We Like Monsters is a Denver-based indie rock band that has built a sound and scene from the ground up. This young band draws on inspiration from contemporary pop-music in the vein of 70’s rock, 80’s post-punk, 90’s alternative, and the electronic dance wave of the millennium. They are not an imitation of those who came before, however; they’ve drawn on their collective influences and ventured forward into new territory. By experimenting with instrumentation and electronic sounds, pulling in elements of the avant garde, and drawing on each member’s strong musicianship, they’ve created a sound all their own.
Their unique sound has already caught the attention of music fans and tastemakers, including Denver radio personality Alf, who recently debuted "Secret Frequency" on the KTCL Locals Only show. With the release of their first music video for "Le Tigre", the band has proven that nothing is off-limits when it comes to their creative muse. Few artists would attempt to set an ode to self-deprecation to footage from an exuberant 1960’s Bollywood dance routine, but We Like Monsters pulls it off with style, and the end result is nothing short of intoxicating.
The history of the band is rooted in a nearly decade-long collaboration between veteran Colorado musicians Timothy White (vocals and keys) and Joe Crowley (guitar). The two began writing songs together as teenagers and maintained a creative partnership over the years. In their newest collaboration, Crowley weaves shadowy verses of rhythmic melodies that build to anthemic choruses. White seamlessly harmonizes on keys and cuts through the miasma with distinctive baritone vocals.
The duo is joined by native New Zealander Somchai Peri (bass) who brings a sharp rhythmic sense to the group. With roots in the DJ realm, his years behind the decks can be heard in the band’s infectiously danceable sound.
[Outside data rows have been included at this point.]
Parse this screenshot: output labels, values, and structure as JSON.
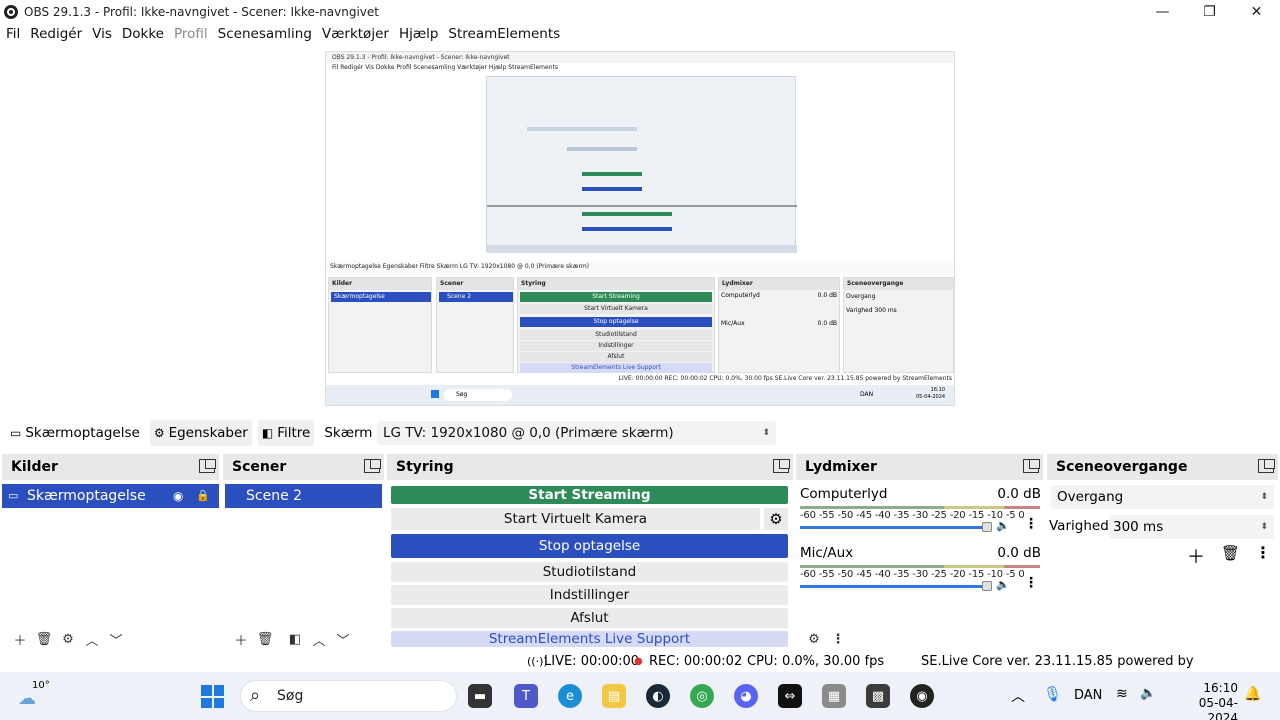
{
  "window": {
    "title": "OBS 29.1.3 - Profil: Ikke-navngivet - Scener: Ikke-navngivet",
    "minimize": "—",
    "maximize": "❐",
    "close": "✕"
  },
  "menu": [
    "Fil",
    "Redigér",
    "Vis",
    "Dokke",
    "Profil",
    "Scenesamling",
    "Værktøjer",
    "Hjælp",
    "StreamElements"
  ],
  "preview_mini": {
    "title": "OBS 29.1.3 - Profil: Ikke-navngivet - Scener: Ikke-navngivet",
    "menu": "Fil  Redigér  Vis  Dokke  Profil  Scenesamling  Værktøjer  Hjælp  StreamElements",
    "source_toolbar": "Skærmoptagelse   Egenskaber   Filtre   Skærm   LG TV: 1920x1080 @ 0,0 (Primære skærm)",
    "kilder": "Kilder",
    "kilder_item": "Skærmoptagelse",
    "scener": "Scener",
    "scener_item": "Scene 2",
    "styring": "Styring",
    "buttons": [
      "Start Streaming",
      "Start Virtuelt Kamera",
      "Stop optagelse",
      "Studiotilstand",
      "Indstillinger",
      "Afslut",
      "StreamElements Live Support"
    ],
    "lydmixer": "Lydmixer",
    "computerlyd": "Computerlyd",
    "micaux": "Mic/Aux",
    "db": "0.0 dB",
    "sceneovergange": "Sceneovergange",
    "overgang": "Overgang",
    "varighed": "Varighed  300 ms",
    "status": "LIVE: 00:00:00   REC: 00:00:02   CPU: 0.0%, 30.00 fps   SE.Live Core ver. 23.11.15.85 powered by StreamElements",
    "search": "Søg",
    "lang": "DAN",
    "time": "16:10",
    "date": "05-04-2024"
  },
  "source_toolbar": {
    "source_name": "Skærmoptagelse",
    "properties": "Egenskaber",
    "filters": "Filtre",
    "screen_label": "Skærm",
    "screen_value": "LG TV: 1920x1080 @ 0,0 (Primære skærm)"
  },
  "docks": {
    "sources": {
      "title": "Kilder",
      "items": [
        "Skærmoptagelse"
      ]
    },
    "scenes": {
      "title": "Scener",
      "items": [
        "Scene 2"
      ]
    },
    "controls": {
      "title": "Styring",
      "start_streaming": "Start Streaming",
      "start_virtual_camera": "Start Virtuelt Kamera",
      "stop_recording": "Stop optagelse",
      "studio_mode": "Studiotilstand",
      "settings": "Indstillinger",
      "exit": "Afslut",
      "live_support": "StreamElements Live Support"
    },
    "mixer": {
      "title": "Lydmixer",
      "scale": "-60 -55 -50 -45 -40 -35 -30 -25 -20 -15 -10  -5   0",
      "tracks": [
        {
          "name": "Computerlyd",
          "db": "0.0 dB"
        },
        {
          "name": "Mic/Aux",
          "db": "0.0 dB"
        }
      ]
    },
    "transitions": {
      "title": "Sceneovergange",
      "transition": "Overgang",
      "duration_label": "Varighed",
      "duration_value": "300 ms"
    }
  },
  "status": {
    "live": "LIVE: 00:00:00",
    "rec": "REC: 00:00:02",
    "cpu": "CPU: 0.0%, 30.00 fps",
    "core": "SE.Live Core ver. 23.11.15.85 powered by StreamElements"
  },
  "taskbar": {
    "weather": "10°",
    "search_placeholder": "Søg",
    "language": "DAN",
    "time": "16:10",
    "date": "05-04-2024"
  },
  "colors": {
    "stream_green": "#2e8b57",
    "record_blue": "#2c4fc0",
    "support_lavender": "#d6daf5"
  }
}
We Like Monsters is rounded out by trigger-man and accomplished jazz performer, Brian Campbell (synthesizer, samples and trumpet) whose understanding of arrangement and improvisation pull the quartet’s varied skills together into a unified voice.
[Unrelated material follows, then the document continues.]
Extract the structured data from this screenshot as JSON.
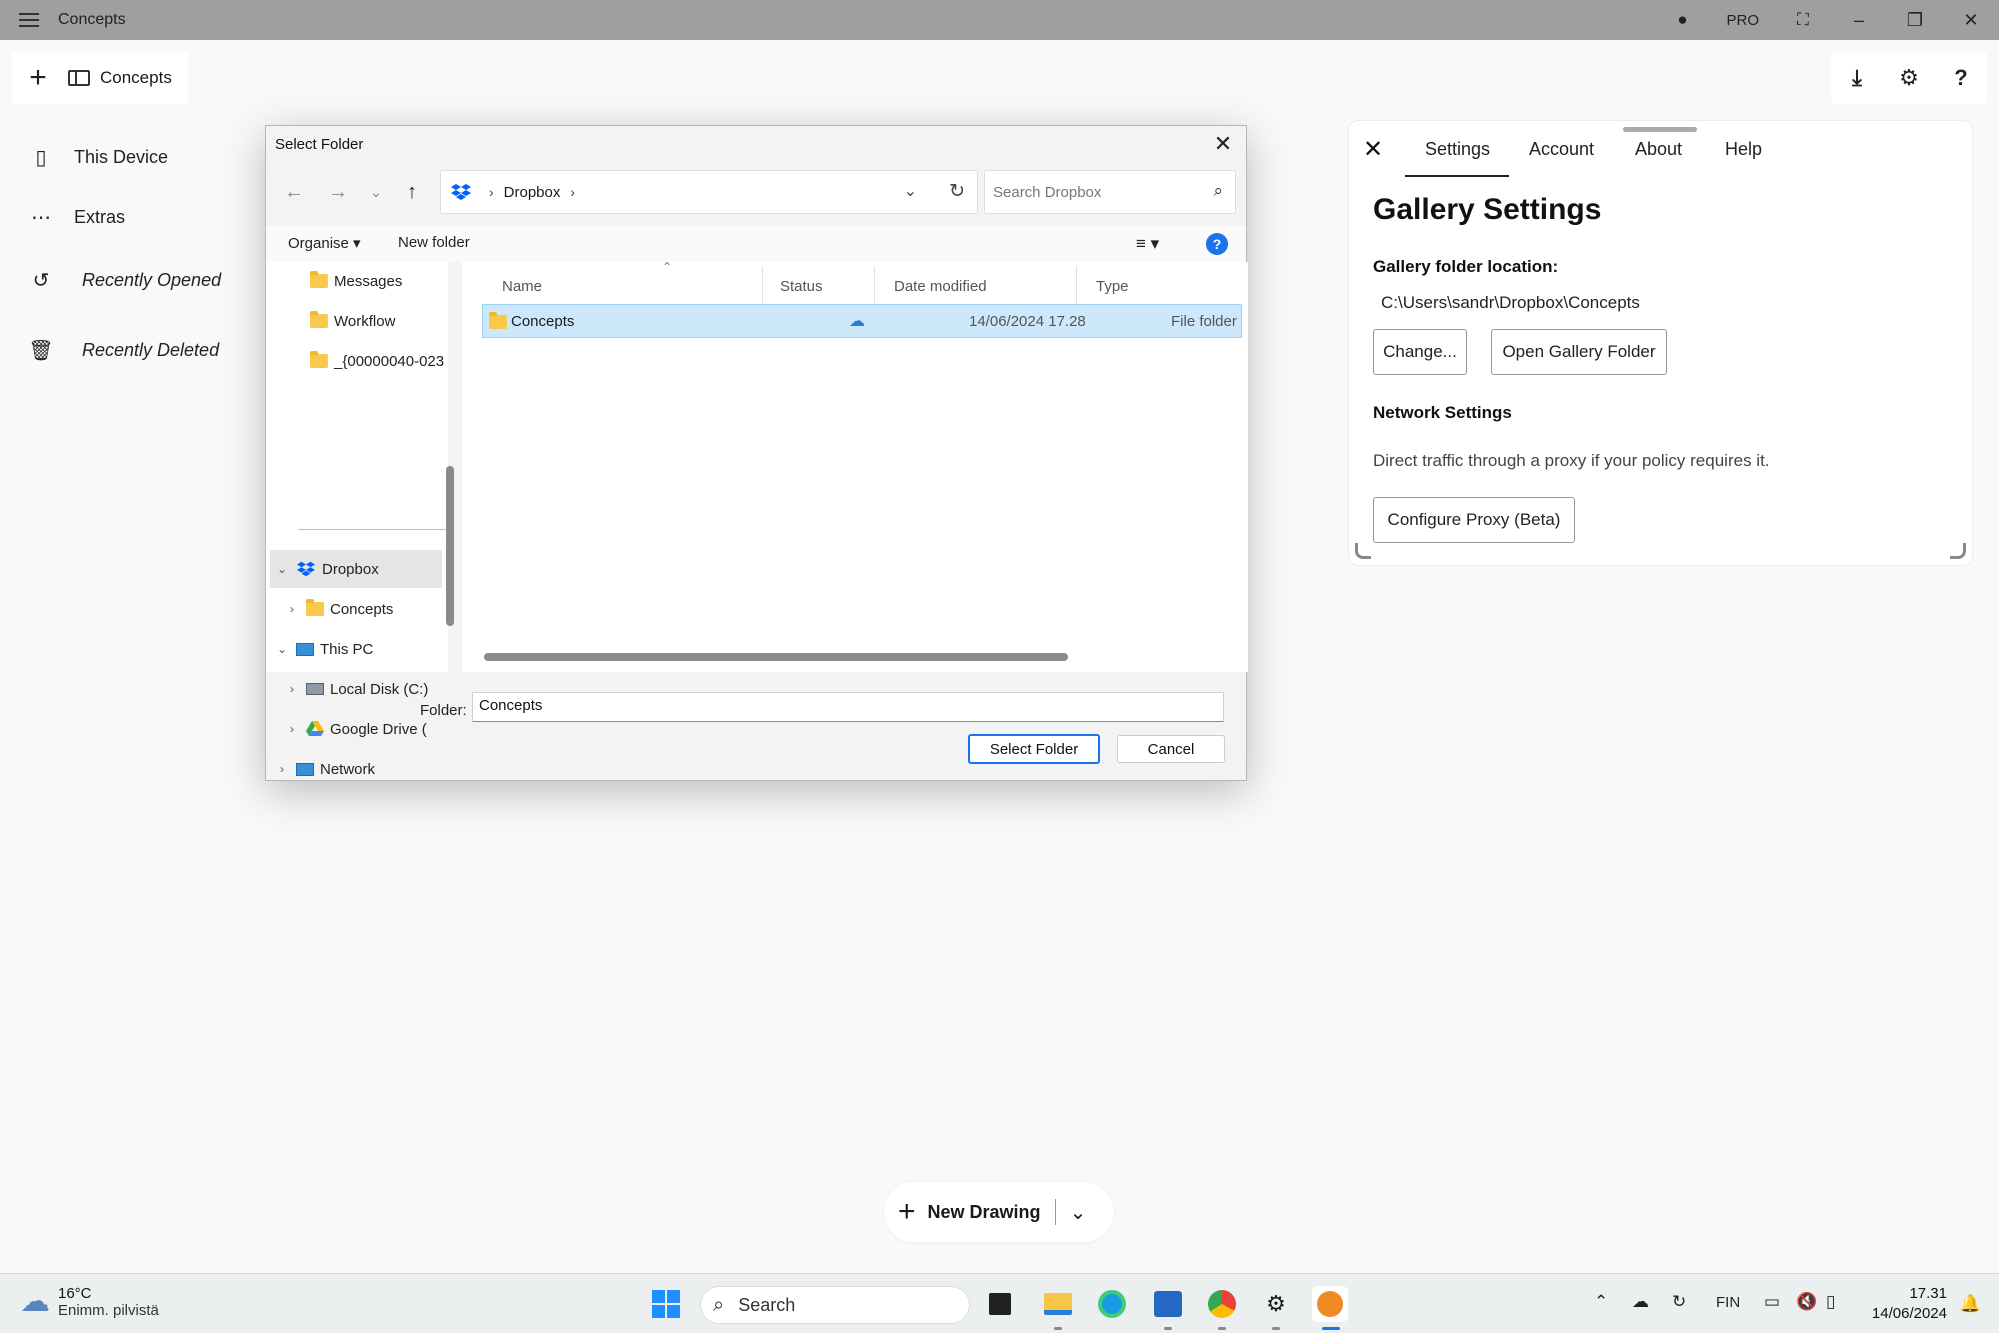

The band got their start in a deserted downtown factory turned state-of-the-art music studio and performance space. The aptly renamed Factory was renovated by White and Crowley, and repurposed as a haven for musicians and artists to create and collaborate. Part visual art gallery, part indoor skatepark and multimedia playground&emdash;stages, screens, speakers, cables and myriad instruments abound. If the Factory conjures up images of a Warholian-style artist collective, it should. Much like Warhol’s once was, this Factory is a breeding ground for new ideas and emerging talent. For months, the band sequestered themselves there to write, record and hone their sound; all the while gaining a steady following through impromptu, dynamic live performances. (Watch "Secret Frequency", live at The Factory). The birthplace of We Like Monsters speaks volumes to their identity as a band that’s motivated by reinvention and isn’t afraid to carve out their own place in the annals of pop culture.
As a group, We Like Monsters defies easy genre-categorization. The band’s songwriting blends pop sensibility with hard-hitting rock riffs and pulsing, dance-worthy beats. Each song is an elegantly crafted composition, layered with White’s lyrics that take journeys through heartache and redemption and go on flights of the imagination that land in unexpected places. The sound is accessible but hardly predictable, and with nods to Joy Division, LCD Soundsystem, the Gorillaz, Echo and the Bunnymen, and the Talking Heads, they aren’t afraid to wear their influences on their sleeves, but there is bold innovation waiting around every melodic turn.